When instructors were more willing to come out into the seats and to move around and command the whole room, that made it more challenging for students. It kind of awakened them when an instructor was…making more use of the physical space of the classroom, being more fully present in the whole space.
So part of what we have to do as teachers is be aware of that ebb and flow [of attention] and recognize: When do I need to make an intervention here to try to get students back into the room with me?
I think this is particularly interesting to consider as we teach in new (to us) online and hybrid/HyFlex delivery modes. What does attention look like without body language and eye contact? How can we as instructors be more fully present in our online classroom spaces, and can this help our students to learn new ways of being present? As we all grapple with thinking about engagement in our online spaces - whether live class sessions, asynchronous discussions, or some combination - I thought it would be useful to articulate some strategies for encouraging active participation, with a focus on live (synchronous) interactions.
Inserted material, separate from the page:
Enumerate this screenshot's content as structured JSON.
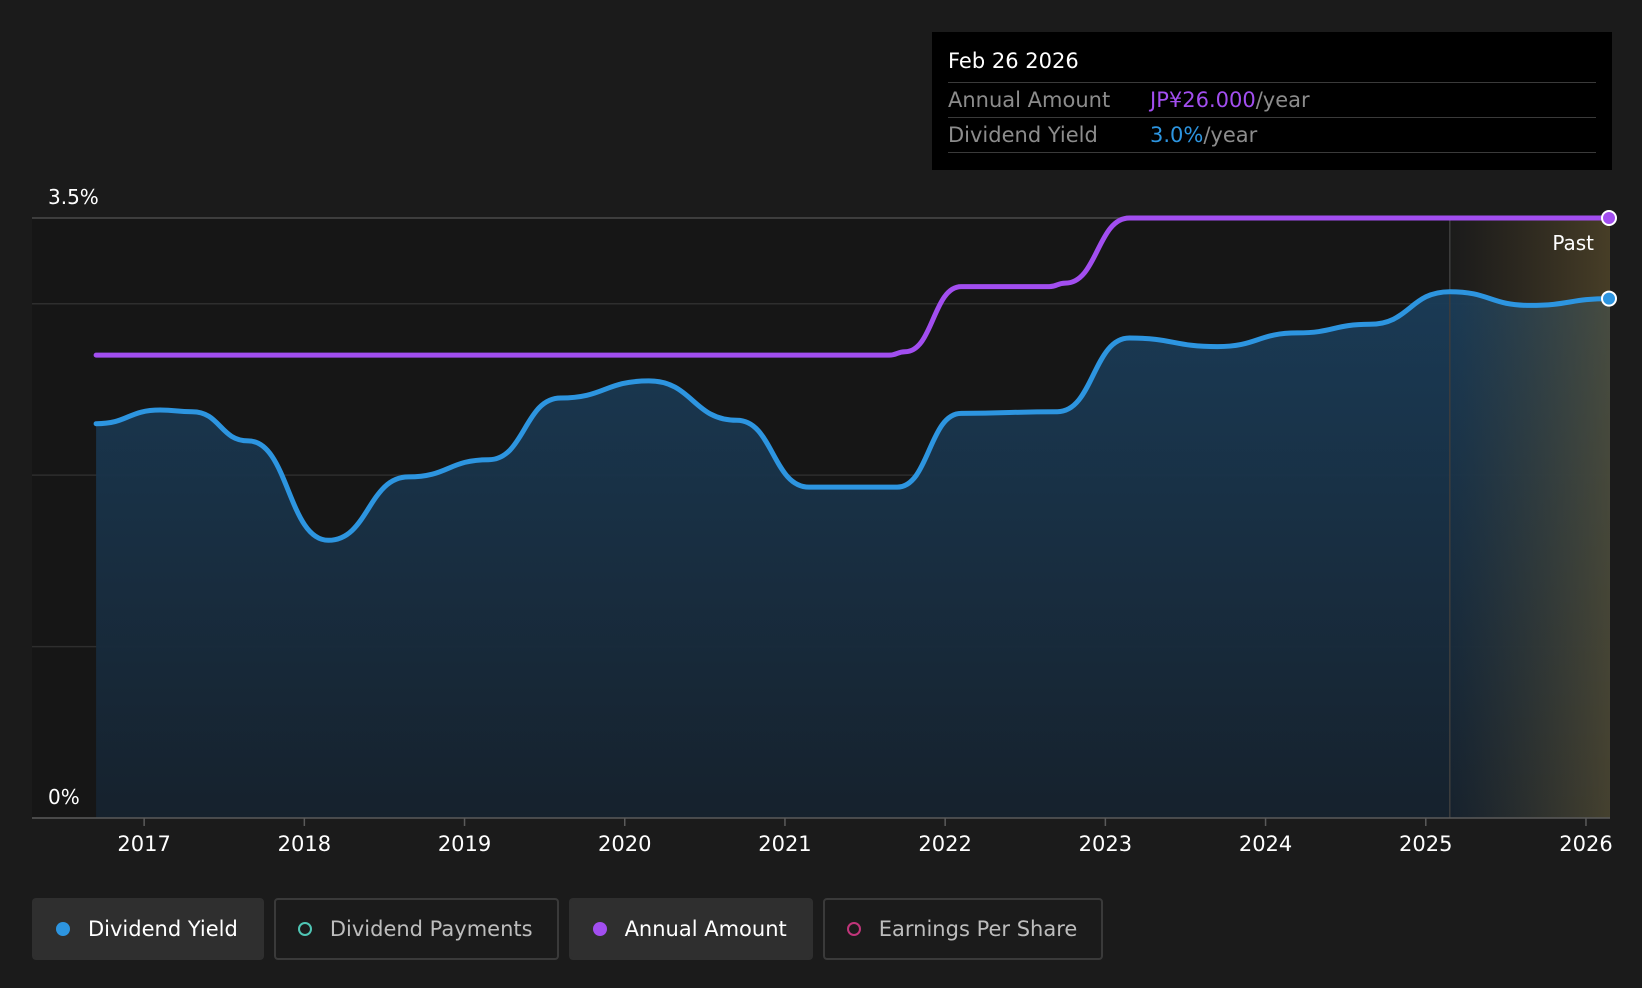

Start small. Build momentum by having students answer “easy” prompts first - a short quiz, an anonymous poll, a “thumbs up/thumbs down” - these interactions prime students to participate more by getting their attention and allowing them to interact in very low-stakes ways.
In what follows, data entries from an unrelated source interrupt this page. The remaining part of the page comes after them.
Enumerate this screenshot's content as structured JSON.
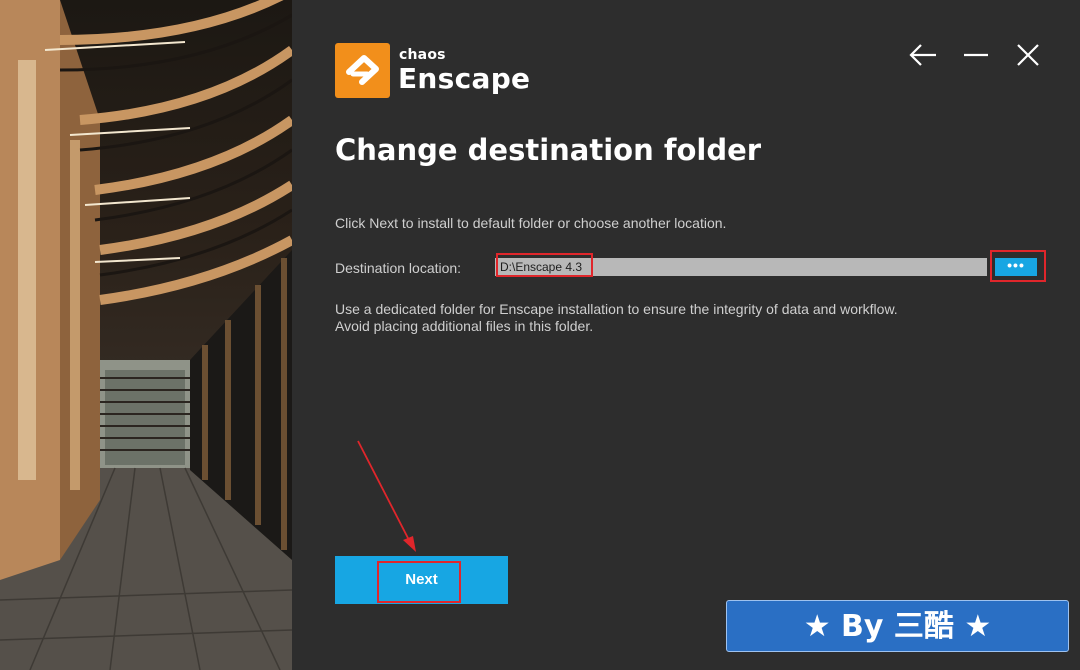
{
  "brand": {
    "small": "chaos",
    "name": "Enscape",
    "logo_color": "#f28f1b"
  },
  "window_controls": {
    "back_icon": "arrow-left-icon",
    "minimize_icon": "minimize-icon",
    "close_icon": "close-icon"
  },
  "page": {
    "title": "Change destination folder",
    "instruction": "Click Next to install to default folder or choose another location."
  },
  "destination": {
    "label": "Destination location:",
    "value": "D:\\Enscape 4.3",
    "browse_label": "•••"
  },
  "note": {
    "line1": "Use a dedicated folder for Enscape installation to ensure the integrity of data and workflow.",
    "line2": "Avoid placing additional files in this folder."
  },
  "actions": {
    "next_label": "Next",
    "accent_color": "#17a6e3"
  },
  "annotations": {
    "highlight_color": "#e0262b"
  },
  "watermark": {
    "text": "★ By 三酷 ★"
  }
}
Solicit student-generated prompts. Ask students to come up with questions related to the topic, with no pressure to have an answer, and post them in the chat. Use their own questions as discussion starters. You could even have the class vote on which question to lead off with.
Have students do + discuss. Ask students to do something during a discussion - here is where I like using collaborative docs - like taking notes, adding to a list or mind map, or annotating a shared diagram or reading.
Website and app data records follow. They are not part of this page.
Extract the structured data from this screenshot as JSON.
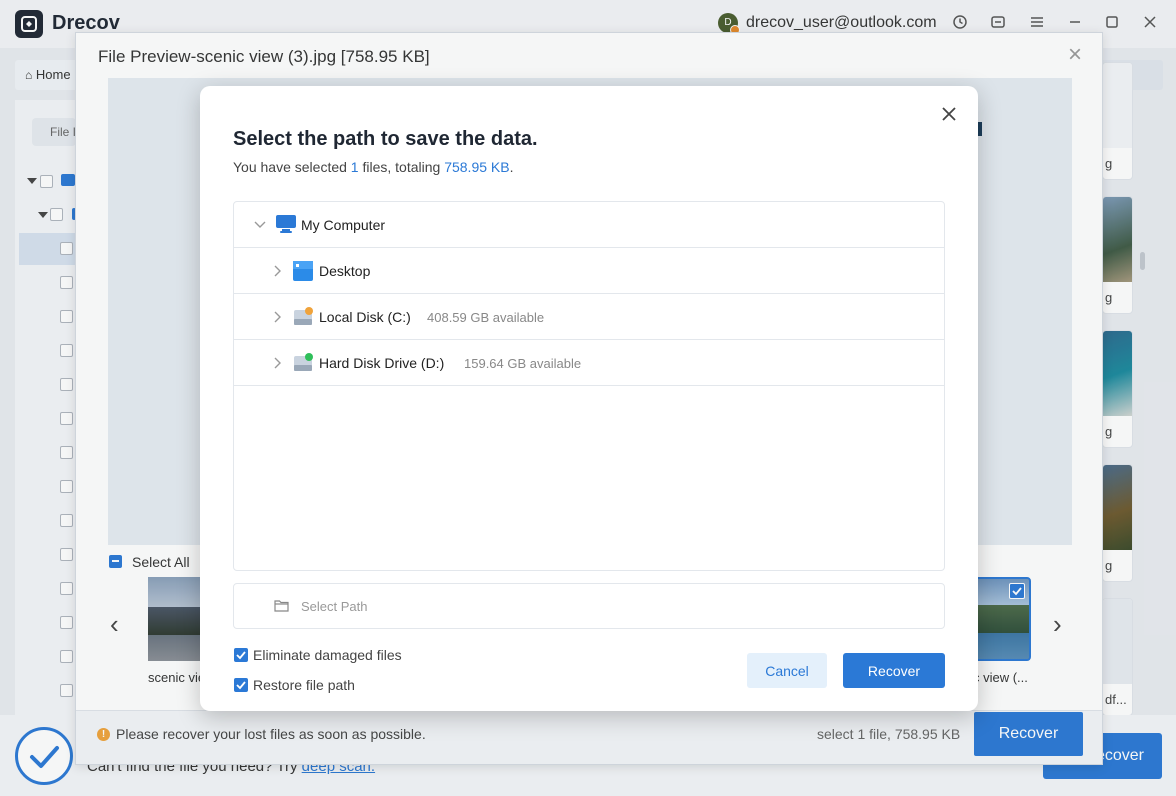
{
  "app": {
    "brand": "Drecov",
    "user_initial": "D",
    "user_email": "drecov_user@outlook.com",
    "home_tab": "Home",
    "file_tab": "File I",
    "deep_scan_prompt": "Can't find the file you need? Try",
    "deep_scan_link": "deep scan.",
    "recover_label": "Recover",
    "right_thumb_captions": [
      "g",
      "g",
      "g",
      "g",
      "df..."
    ]
  },
  "preview": {
    "title": "File Preview-scenic view (3).jpg [758.95 KB]",
    "select_all": "Select All",
    "thumb_captions": [
      "scenic vie",
      "c view (..."
    ],
    "warning": "Please recover your lost files as soon as possible.",
    "selection_info": "select 1 file, 758.95 KB",
    "recover_label": "Recover"
  },
  "dialog": {
    "title": "Select the path to save the data.",
    "subtitle_prefix": "You have selected ",
    "file_count": "1",
    "subtitle_mid": " files, totaling ",
    "total_size": "758.95 KB",
    "subtitle_suffix": ".",
    "tree": {
      "root": "My Computer",
      "items": [
        {
          "label": "Desktop",
          "available": ""
        },
        {
          "label": "Local Disk (C:)",
          "available": "408.59 GB available"
        },
        {
          "label": "Hard Disk Drive (D:)",
          "available": "159.64 GB available"
        }
      ]
    },
    "path_placeholder": "Select Path",
    "options": {
      "eliminate_damaged": {
        "label": "Eliminate damaged files",
        "checked": true
      },
      "restore_path": {
        "label": "Restore file path",
        "checked": true
      }
    },
    "cancel_label": "Cancel",
    "recover_label": "Recover"
  },
  "colors": {
    "accent": "#2b79d6",
    "dark": "#1f2733",
    "warning": "#f0a33b"
  }
}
Ask for non-verbal feedback. Use the chat or reaction emojis to get quick feedback (“Type a plus sign if you’re here and following, type a minus sign if you need me to review/recap what we just talked about”).
Assign group roles. Use breakout rooms thoughtfully, giving groups a specific plan for what they should accomplish, and group members a specific role (more on POGIL model of groupwork and group assignments).
Give students something to react to. When discussion is particularly stalled, I’ve put students into their own breakout room, assigned them a short task (a microlecture to review, a video to watch, or a short reading to complete), and brought everyone back together 15-20 minutes later. Taking time away for some independent work gets everyone on the same page and helps to even out differences between who completed the preparation work at home and who did not.
Turn videos off. As much as we hear instructors lamenting about teaching to a sea of little black boxes, I think there’s value not only in not asking students to turn their videos on, but in normalizing putting the focus on looking together at something (an image, a document, the whiteboard) rather than looking at each other. Mark Makino has a great video (click image below) about how Zoom space is different than classroom space, and what that means for live interactions.
Happy Election Day (United States) & consider these tips for election-focused discussions this week.
For more reading…
For some general thoughts on "HyFlex" - Hybrid Flexible blended models and a model for how to adapt a typical group of assignments for online delivery
Think about offering more choice for students to accommodate their different contexts - "ZoomFlex" & Flexible Design Strategies
Flower Darby’s article on online discussions encourages instructors to help student apply concepts to their own lives through structured but organic asynchronous discussions
Jennifer Gonzalez’ discussion of the “fisheye” issue of class discussions - in short, believing that a discussion is engaging but in reality only a small handful of students are active participants